= TASK DESCRIPTION =
Write the records out again in full, word for word.

= LISTED ENTRIES =
------------------------

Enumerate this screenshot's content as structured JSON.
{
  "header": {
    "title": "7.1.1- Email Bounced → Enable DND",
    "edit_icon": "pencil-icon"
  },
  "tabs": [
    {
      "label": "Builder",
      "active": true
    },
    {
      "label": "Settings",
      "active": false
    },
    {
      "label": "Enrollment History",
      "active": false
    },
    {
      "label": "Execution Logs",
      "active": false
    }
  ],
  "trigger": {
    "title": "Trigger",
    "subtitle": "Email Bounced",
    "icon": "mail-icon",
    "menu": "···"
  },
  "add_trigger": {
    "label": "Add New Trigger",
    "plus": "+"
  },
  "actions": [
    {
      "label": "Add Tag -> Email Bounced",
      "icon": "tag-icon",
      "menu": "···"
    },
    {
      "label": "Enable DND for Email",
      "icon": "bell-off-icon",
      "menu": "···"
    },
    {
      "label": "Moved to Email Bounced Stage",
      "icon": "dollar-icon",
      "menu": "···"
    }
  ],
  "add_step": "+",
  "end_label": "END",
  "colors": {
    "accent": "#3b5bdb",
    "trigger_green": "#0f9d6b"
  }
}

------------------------

= ANSWER AREA =
Enumerate this screenshot's content as structured JSON.
{
  "header": {
    "title": "7.1.1- Email Bounced → Enable DND",
    "edit_icon": "pencil-icon"
  },
  "tabs": [
    {
      "label": "Builder",
      "active": true
    },
    {
      "label": "Settings",
      "active": false
    },
    {
      "label": "Enrollment History",
      "active": false
    },
    {
      "label": "Execution Logs",
      "active": false
    }
  ],
  "trigger": {
    "title": "Trigger",
    "subtitle": "Email Bounced",
    "icon": "mail-icon",
    "menu": "···"
  },
  "add_trigger": {
    "label": "Add New Trigger",
    "plus": "+"
  },
  "actions": [
    {
      "label": "Add Tag -> Email Bounced",
      "icon": "tag-icon",
      "menu": "···"
    },
    {
      "label": "Enable DND for Email",
      "icon": "bell-off-icon",
      "menu": "···"
    },
    {
      "label": "Moved to Email Bounced Stage",
      "icon": "dollar-icon",
      "menu": "···"
    }
  ],
  "add_step": "+",
  "end_label": "END",
  "colors": {
    "accent": "#3b5bdb",
    "trigger_green": "#0f9d6b"
  }
}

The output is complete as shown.